=== Begin Enclosure ===

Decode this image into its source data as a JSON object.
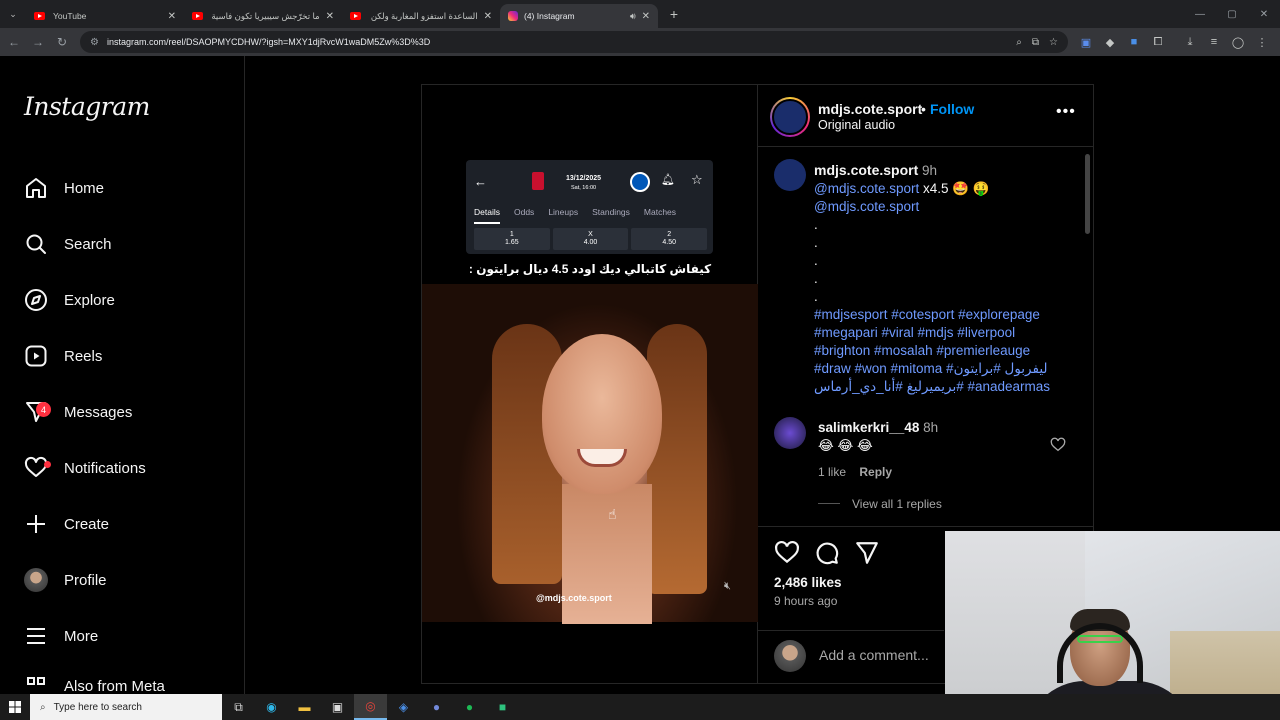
{
  "browser": {
    "tabs": [
      {
        "title": "YouTube",
        "icon": "youtube-icon",
        "active": false
      },
      {
        "title": "ما تخرّجش سيبيريا تكون فاسية ق",
        "icon": "youtube-icon",
        "active": false
      },
      {
        "title": "الساعدة استفزو المغاربة ولكن ال",
        "icon": "youtube-icon",
        "active": false
      },
      {
        "title": "(4) Instagram",
        "icon": "instagram-icon",
        "active": true
      }
    ],
    "url": "instagram.com/reel/DSAOPMYCDHW/?igsh=MXY1djRvcW1waDM5Zw%3D%3D"
  },
  "sidebar": {
    "logo": "Instagram",
    "items": [
      {
        "label": "Home",
        "icon": "home-icon"
      },
      {
        "label": "Search",
        "icon": "search-icon"
      },
      {
        "label": "Explore",
        "icon": "compass-icon"
      },
      {
        "label": "Reels",
        "icon": "reels-icon"
      },
      {
        "label": "Messages",
        "icon": "messenger-icon",
        "badge": "4"
      },
      {
        "label": "Notifications",
        "icon": "heart-icon"
      },
      {
        "label": "Create",
        "icon": "plus-icon"
      },
      {
        "label": "Profile",
        "icon": "avatar"
      },
      {
        "label": "More",
        "icon": "hamburger-icon"
      },
      {
        "label": "Also from Meta",
        "icon": "meta-icon"
      }
    ]
  },
  "video": {
    "card_date": "13/12/2025",
    "card_time": "Sat, 16:00",
    "card_tabs": [
      "Details",
      "Odds",
      "Lineups",
      "Standings",
      "Matches"
    ],
    "odds": [
      {
        "k": "1",
        "v": "1.65"
      },
      {
        "k": "X",
        "v": "4.00"
      },
      {
        "k": "2",
        "v": "4.50"
      }
    ],
    "caption": "كيفاش كاتبالي ديك اودد 4.5 ديال برايتون :",
    "watermark": "@mdjs.cote.sport"
  },
  "post": {
    "username": "mdjs.cote.sport",
    "follow": "Follow",
    "audio": "Original audio",
    "caption_user": "mdjs.cote.sport",
    "caption_time": "9h",
    "line1_mention": "@mdjs.cote.sport",
    "line1_rest": " x4.5 🤩 🤑",
    "line2_mention": "@mdjs.cote.sport",
    "dots": [
      ".",
      ".",
      ".",
      ".",
      "."
    ],
    "hashtags": "#mdjsesport #cotesport #explorepage #megapari #viral #mdjs #liverpool #brighton #mosalah #premierleauge #draw #won #mitoma #ليفربول #برايتون #بريميرليغ #أنا_دي_أرماس #anadearmas",
    "comment_user": "salimkerkri__48",
    "comment_time": "8h",
    "comment_text": "😂 😂 😂",
    "comment_likes": "1 like",
    "reply": "Reply",
    "view_replies": "View all 1 replies",
    "likes": "2,486 likes",
    "time_ago": "9 hours ago",
    "add_comment": "Add a comment..."
  },
  "taskbar": {
    "search_placeholder": "Type here to search"
  }
}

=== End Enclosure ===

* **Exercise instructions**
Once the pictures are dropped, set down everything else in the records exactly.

* **Result below**
Decode this image into its source data as a JSON object.
{
  "browser": {
    "tabs": [
      {
        "title": "YouTube",
        "icon": "youtube-icon",
        "active": false
      },
      {
        "title": "ما تخرّجش سيبيريا تكون فاسية ق",
        "icon": "youtube-icon",
        "active": false
      },
      {
        "title": "الساعدة استفزو المغاربة ولكن ال",
        "icon": "youtube-icon",
        "active": false
      },
      {
        "title": "(4) Instagram",
        "icon": "instagram-icon",
        "active": true
      }
    ],
    "url": "instagram.com/reel/DSAOPMYCDHW/?igsh=MXY1djRvcW1waDM5Zw%3D%3D"
  },
  "sidebar": {
    "logo": "Instagram",
    "items": [
      {
        "label": "Home",
        "icon": "home-icon"
      },
      {
        "label": "Search",
        "icon": "search-icon"
      },
      {
        "label": "Explore",
        "icon": "compass-icon"
      },
      {
        "label": "Reels",
        "icon": "reels-icon"
      },
      {
        "label": "Messages",
        "icon": "messenger-icon",
        "badge": "4"
      },
      {
        "label": "Notifications",
        "icon": "heart-icon"
      },
      {
        "label": "Create",
        "icon": "plus-icon"
      },
      {
        "label": "Profile",
        "icon": "avatar"
      },
      {
        "label": "More",
        "icon": "hamburger-icon"
      },
      {
        "label": "Also from Meta",
        "icon": "meta-icon"
      }
    ]
  },
  "video": {
    "card_date": "13/12/2025",
    "card_time": "Sat, 16:00",
    "card_tabs": [
      "Details",
      "Odds",
      "Lineups",
      "Standings",
      "Matches"
    ],
    "odds": [
      {
        "k": "1",
        "v": "1.65"
      },
      {
        "k": "X",
        "v": "4.00"
      },
      {
        "k": "2",
        "v": "4.50"
      }
    ],
    "caption": "كيفاش كاتبالي ديك اودد 4.5 ديال برايتون :",
    "watermark": "@mdjs.cote.sport"
  },
  "post": {
    "username": "mdjs.cote.sport",
    "follow": "Follow",
    "audio": "Original audio",
    "caption_user": "mdjs.cote.sport",
    "caption_time": "9h",
    "line1_mention": "@mdjs.cote.sport",
    "line1_rest": " x4.5 🤩 🤑",
    "line2_mention": "@mdjs.cote.sport",
    "dots": [
      ".",
      ".",
      ".",
      ".",
      "."
    ],
    "hashtags": "#mdjsesport #cotesport #explorepage #megapari #viral #mdjs #liverpool #brighton #mosalah #premierleauge #draw #won #mitoma #ليفربول #برايتون #بريميرليغ #أنا_دي_أرماس #anadearmas",
    "comment_user": "salimkerkri__48",
    "comment_time": "8h",
    "comment_text": "😂 😂 😂",
    "comment_likes": "1 like",
    "reply": "Reply",
    "view_replies": "View all 1 replies",
    "likes": "2,486 likes",
    "time_ago": "9 hours ago",
    "add_comment": "Add a comment..."
  },
  "taskbar": {
    "search_placeholder": "Type here to search"
  }
}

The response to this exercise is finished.